What we do get is, instead of an Italian homage, is an inversion of The Blair Witch Project meeting Neil Marshall’s The Descent (who recently gave us the very good Wales-shot supernatural-slasher Dark Signal) that’s seasoned with a soupcon Robert Rodriquez’s digitally-aged retro romp, Grindhouse. So, instead of witches, it’s Yetis (or werewolves or some type of hairy-humanoid) chasing our snowy campers.
As with the recently (very good) reviewed Case 347 that dealt with found footage extraterrestrials, this is another case of “you just roll with it,” as it is explained the footage we’re about to watch was shot by two journalists (Melissa and David; an interviewer and camera man) who traveled to the French-Swiss border in January 1976 with the intention of shooting a documentary for French television. Those recordings were discovered 40 years later, in December 2016—and we’re watching the digitized and edited version of that 8 mm footage. (The retro Super 8 logos and ‘70s-style Motion Picture Rating Code title cards that open the film are a nice touch.) So, along with a med-tech/guide, a British biologist, and an American forensicist, the journalists are off to investigate what’s causing a series of cattle mutilations—and it turns into a search and rescue mission when they learn the scientific team they intended to meet in the mountains has gone missing.
Does this all work? Yes. Better than most micro-found footage romps? Oh, yeah. And even better than most of the Hollywood ones.
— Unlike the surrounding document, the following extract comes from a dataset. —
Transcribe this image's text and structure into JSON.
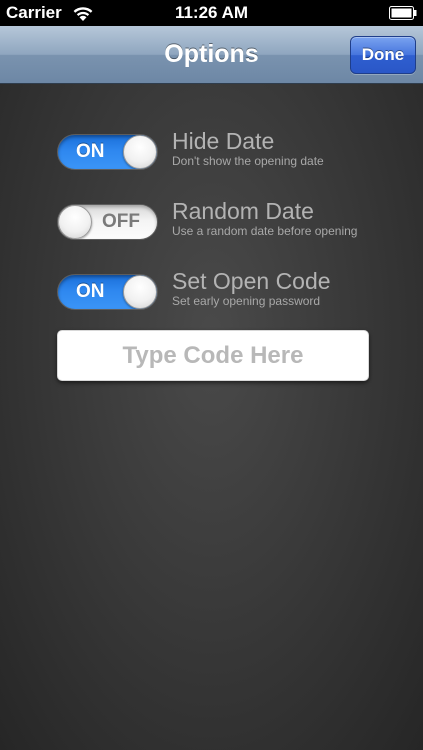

Personally, I’m not a fan of A-List directors and major studios jumping into the found footage and smartphone frays to capitalize on genres developed by indie-filmmakers out of financial necessity to tell stories against limited resources. I wasn’t a fan of the major record labels pillaging the ‘80s indie-rock scene to find instant “Nirvana”—so if I’m going to do a found footage romp, I’m rollin’ the streaming dice on the likes of For Jennifer and micro-indies like Case 347—and this indie-feature film debut by Fabien Delage.
It’s been 21 years since The Blair Witch Project re-ignited the found footage genre sparked by Ruggero Deodato—and we’re about five or six dozen films neck deep in the genre. Cold Ground is one of the better ones and worthy of your streaming excavation. It’s an effective calling card that proves Delage is adept at working a limited budget, develops smart characters, and builds suspense and dread with his scripts. And most importantly: he discovers skilled, professional actors who are willing to work below the going rates to trek through the ice and snow to tell his stories against their limited budgets.
So here’s to hoping a major European studio takes notice and gives Fabien Delage the budget and resources he deserves for this next movie. So check him out, won’t you? You can stream Cold Ground for free on Tubi and you can learn more about the Wild Eye catalog at their official website and Facebook pages. And if you’re a found footage fan, well, B&S About Movies is your one-stop shop. Just visit our homepage and enter “found footage” in the search box and search our stuffed digital VHS shelves.
Disclaimer: This movie was sent to us by its PR department. As always: you know that has nothing to do with our feelings on the movie.